1986 amnesty: Page 1
Granting residency to undocumented immigrants in California could increase competition for low-end jobs as agricultural laborers shift to cities, while boosting tax revenues as other undocumented workers seek higher-paying positions previously denied to them, experts say.
The Texas GOP has passed their 2012 platform, and it includes an immigration plank that some will present as somewhat "liberal" or "lenient".
During the last debate, Mitt Romney supported a form of what's called "attrition" to reduce the numbers of illegal aliens in the U.S., suggesting that many would self-deport; see the link for a description of that plan. The reaction by many to Romney's use of "self-deport" was more than a bit shocking.
1986 loophole: visa holders prove they became illegal aliens to get amnesty (Peter Schey) - 12/17/08
[The LAT's poster adult] arrived in the United States from his native Turkey with a valid student visa in 1981, but fell out of legal status when he failed to enroll in school, he said...Every "problem" has a "solution", and any "problems" with any new amnesties (aka "comprehensive immigration reform") would have their own "solutions". For a reverse-Kafkaesque example, see this:
Thanks to a recent legal settlement, the chance to apply for amnesty is finally open to [the poster adult] and tens of thousands of others who entered the country on a valid visa but fell out of legal status between 1982 and 1988. The settlement, approved this fall by a U.S. district court in Washington state, stems from a class-action lawsuit filed by attorney Peter Schey originally on behalf of an immigrant assistance program of the Los Angeles County Federation of Labor, AFL CIO...
The landmark reform law offered a one-time amnesty to immigrants who were in the United States unlawfully from before 1982 to about 1988.
But Congress was concerned that those who entered the country with a valid visa would argue that they fell out of legal status during that time simply to qualify for amnesty. As a result, Schey said, Congress created a rule requiring immigrants to show that their shift from legal to illegal status was "known to the government."

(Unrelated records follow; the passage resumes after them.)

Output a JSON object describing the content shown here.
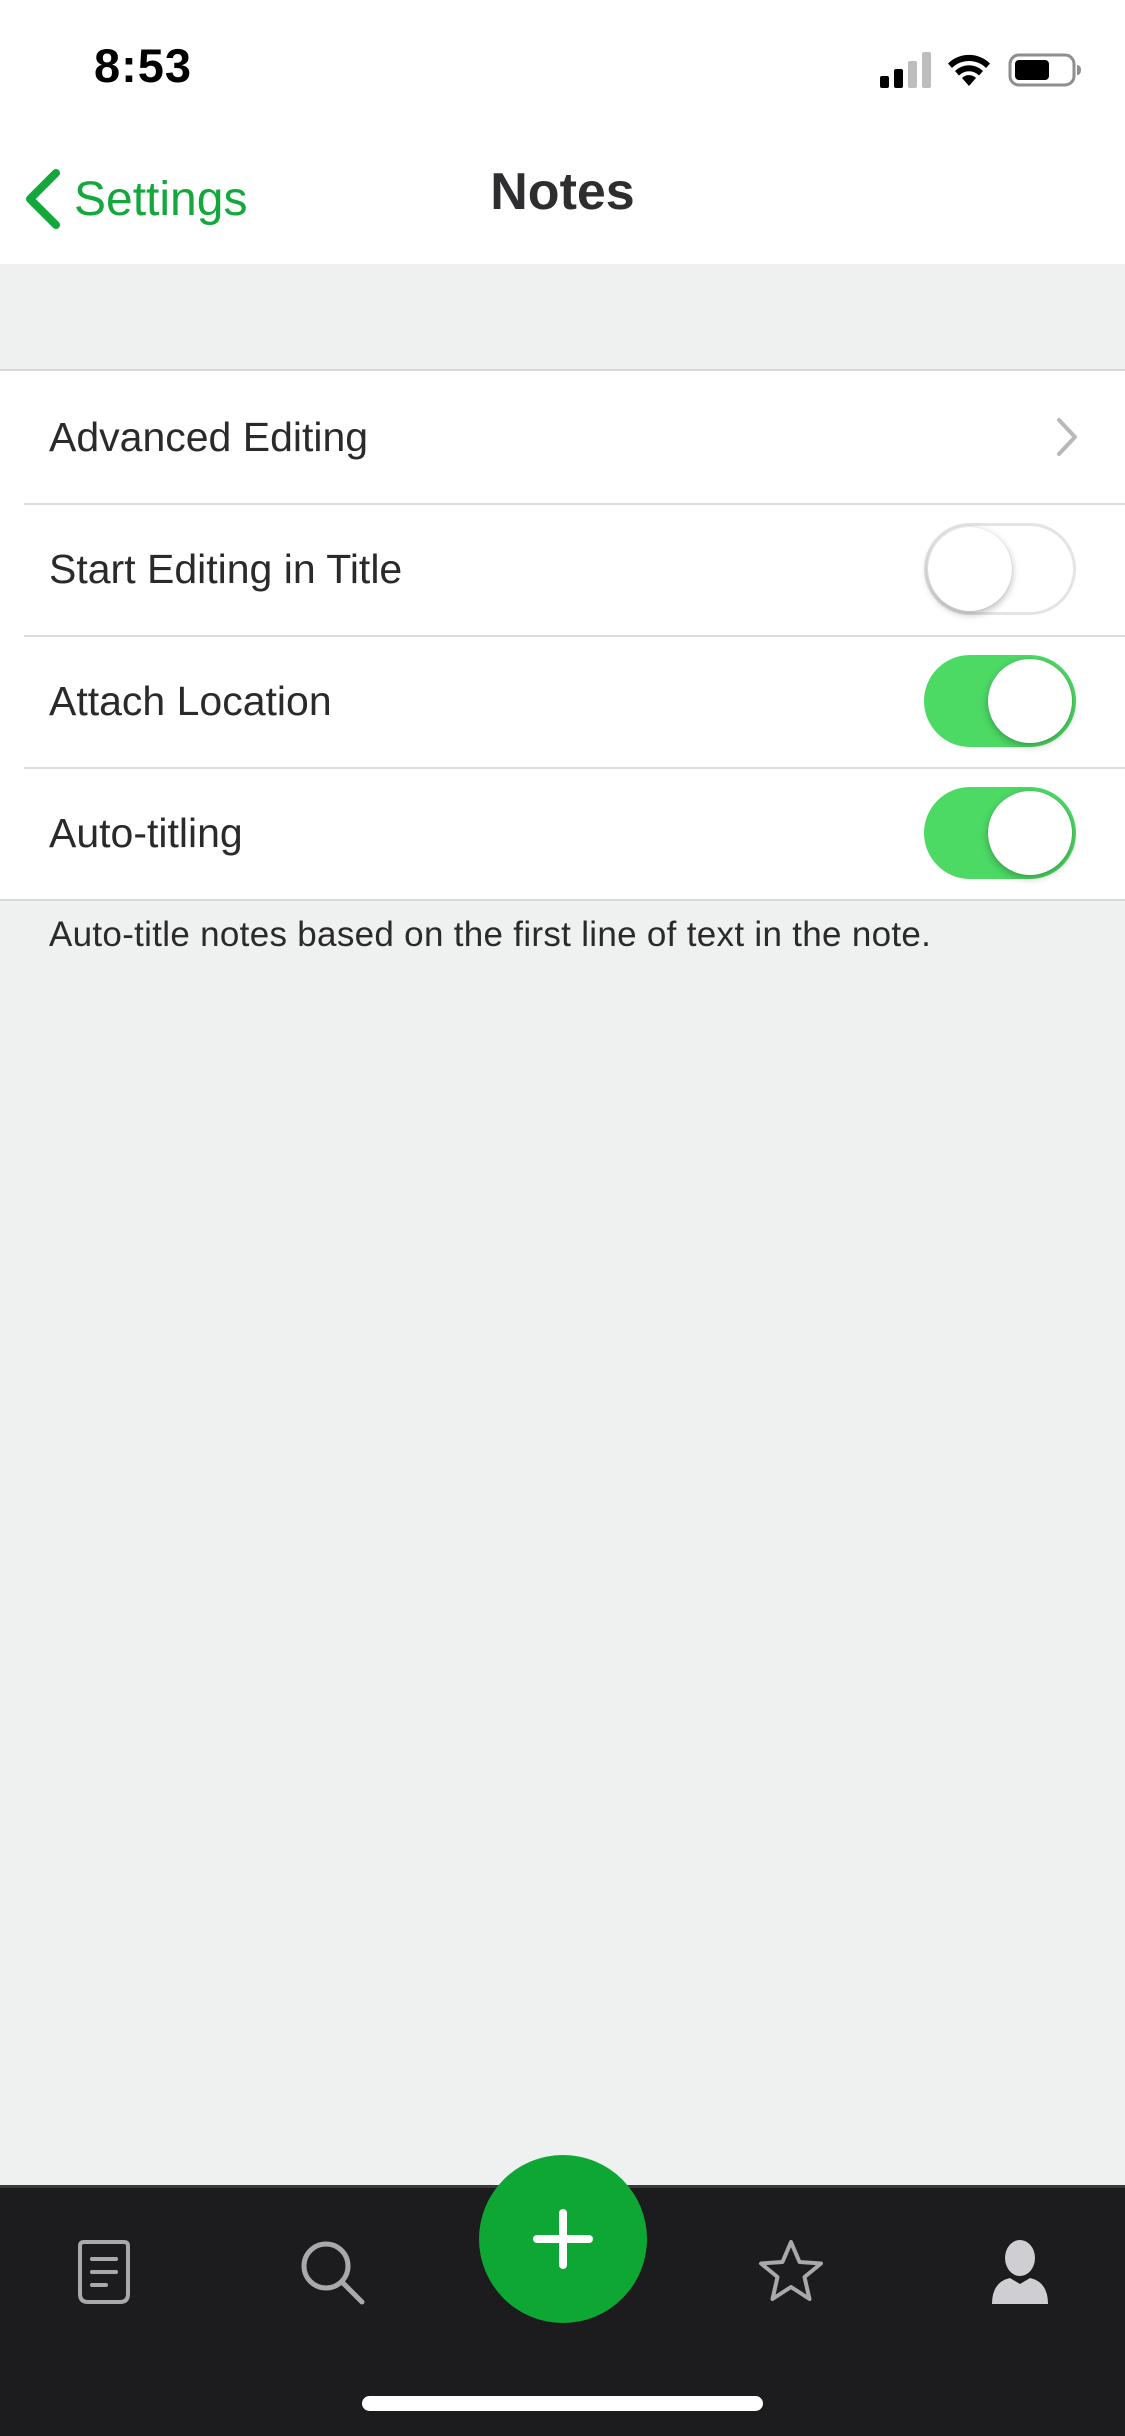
{
  "status_bar": {
    "time": "8:53",
    "icons": [
      "cellular-signal-icon",
      "wifi-icon",
      "battery-icon"
    ]
  },
  "nav": {
    "back_label": "Settings",
    "title": "Notes"
  },
  "settings": {
    "rows": [
      {
        "label": "Advanced Editing",
        "control": "disclosure"
      },
      {
        "label": "Start Editing in Title",
        "control": "toggle",
        "on": false
      },
      {
        "label": "Attach Location",
        "control": "toggle",
        "on": true
      },
      {
        "label": "Auto-titling",
        "control": "toggle",
        "on": true
      }
    ],
    "footer_note": "Auto-title notes based on the first line of text in the note."
  },
  "tab_bar": {
    "items": [
      "notes-icon",
      "search-icon",
      "new-note-plus-icon",
      "shortcuts-star-icon",
      "account-person-icon"
    ]
  },
  "colors": {
    "accent": "#14a83c",
    "toggle_on": "#4cd964",
    "fab": "#0fa734",
    "tab_bar": "#1c1c1e",
    "background": "#eff0f0"
  }
}
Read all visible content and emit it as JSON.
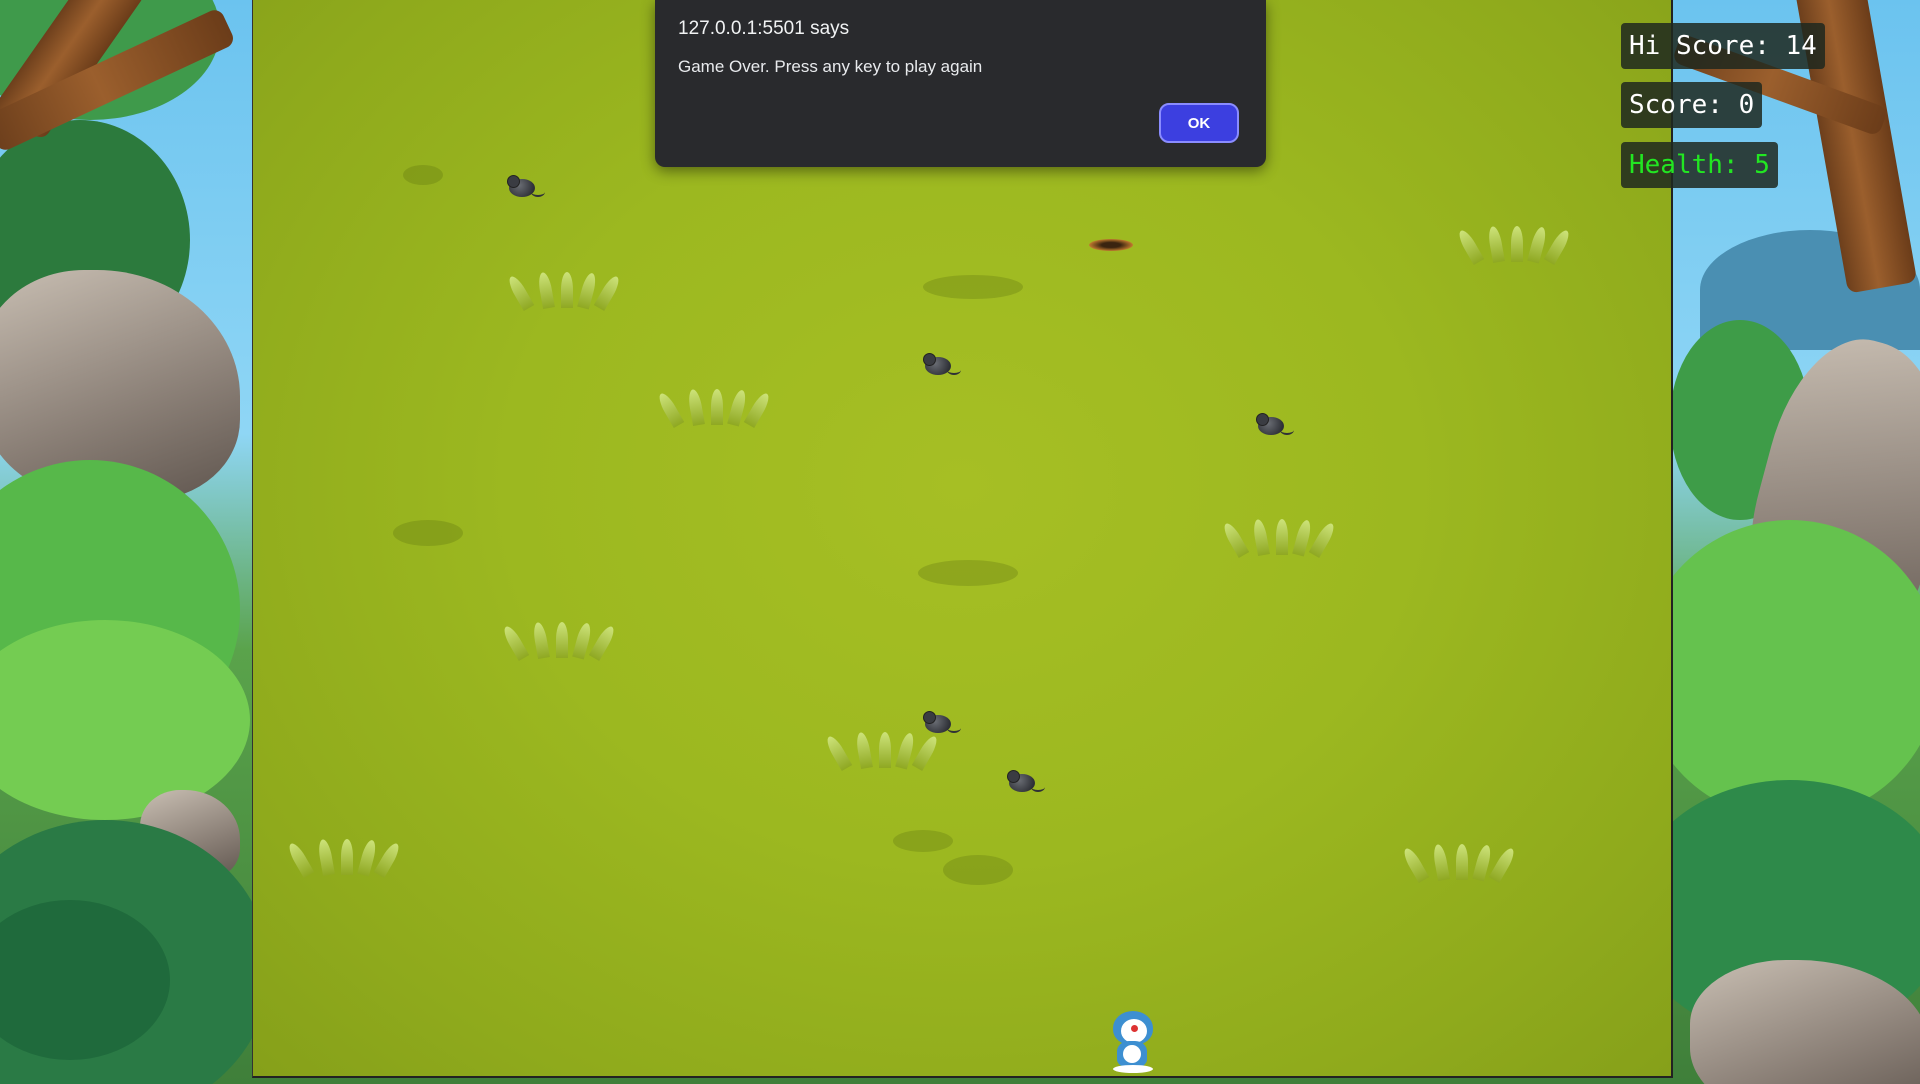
{
  "alert": {
    "origin": "127.0.0.1:5501 says",
    "message": "Game Over. Press any key to play again",
    "ok_label": "OK"
  },
  "hud": {
    "hi_score": "Hi Score: 14",
    "score": "Score: 0",
    "health": "Health: 5",
    "hi_score_color": "#ffffff",
    "score_color": "#ffffff",
    "health_color": "#22e622"
  },
  "game": {
    "enemies": [
      "mouse",
      "mouse",
      "mouse",
      "mouse",
      "mouse"
    ],
    "player": "doraemon-sprite",
    "hole": "mouse-hole"
  },
  "colors": {
    "field": "#9cb820",
    "alert_bg": "#292a2d",
    "ok_button": "#3c3fe0"
  }
}
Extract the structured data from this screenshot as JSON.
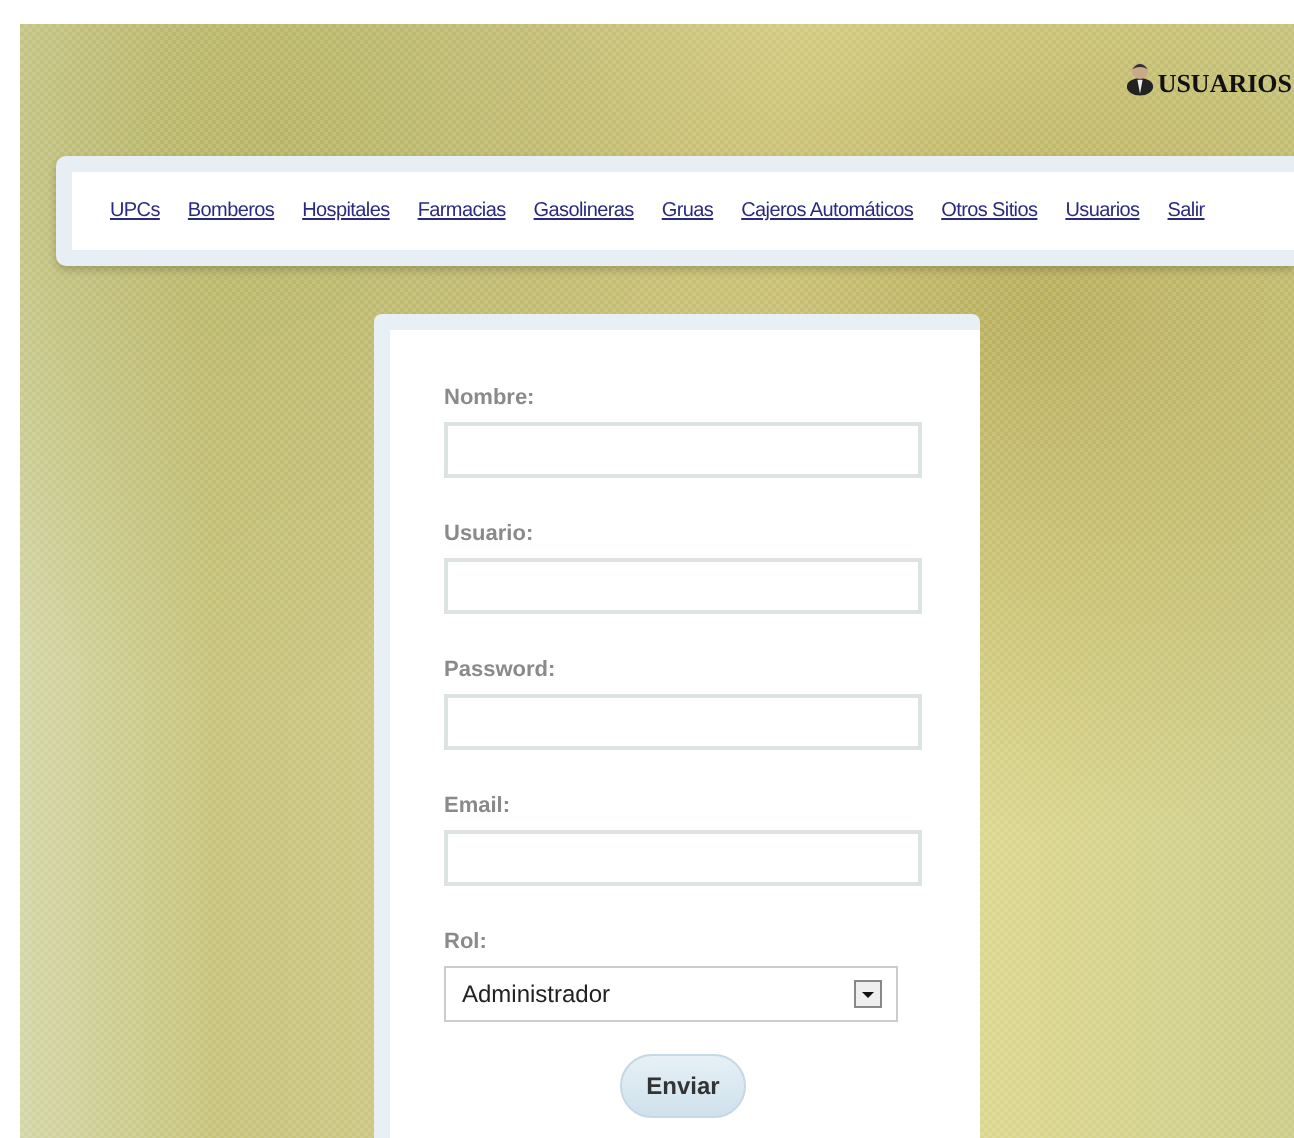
{
  "header": {
    "title": "USUARIOS"
  },
  "nav": [
    {
      "label": "UPCs"
    },
    {
      "label": "Bomberos"
    },
    {
      "label": "Hospitales"
    },
    {
      "label": "Farmacias"
    },
    {
      "label": "Gasolineras"
    },
    {
      "label": "Gruas"
    },
    {
      "label": "Cajeros Automáticos"
    },
    {
      "label": "Otros Sitios"
    },
    {
      "label": "Usuarios"
    },
    {
      "label": "Salir"
    }
  ],
  "form": {
    "fields": [
      {
        "kind": "text",
        "label": "Nombre:"
      },
      {
        "kind": "text",
        "label": "Usuario:"
      },
      {
        "kind": "text",
        "label": "Password:"
      },
      {
        "kind": "text",
        "label": "Email:"
      },
      {
        "kind": "select",
        "label": "Rol:",
        "value": "Administrador"
      }
    ],
    "submit": "Enviar"
  }
}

That rule, however, created a new problem: How to prove that the government knew about their violations?
[Schey] also successfully argued that the government knew many immigrants had violated their status another way: by failing to furnish an address report every three months. The government's failure to produce the address reports showed that the immigrants had not filed them, violating the terms of their visa, he argued.Note also that, as befits the LAT Style Guide, the fact that Schey has a series of links to the Mexican government was not in the article.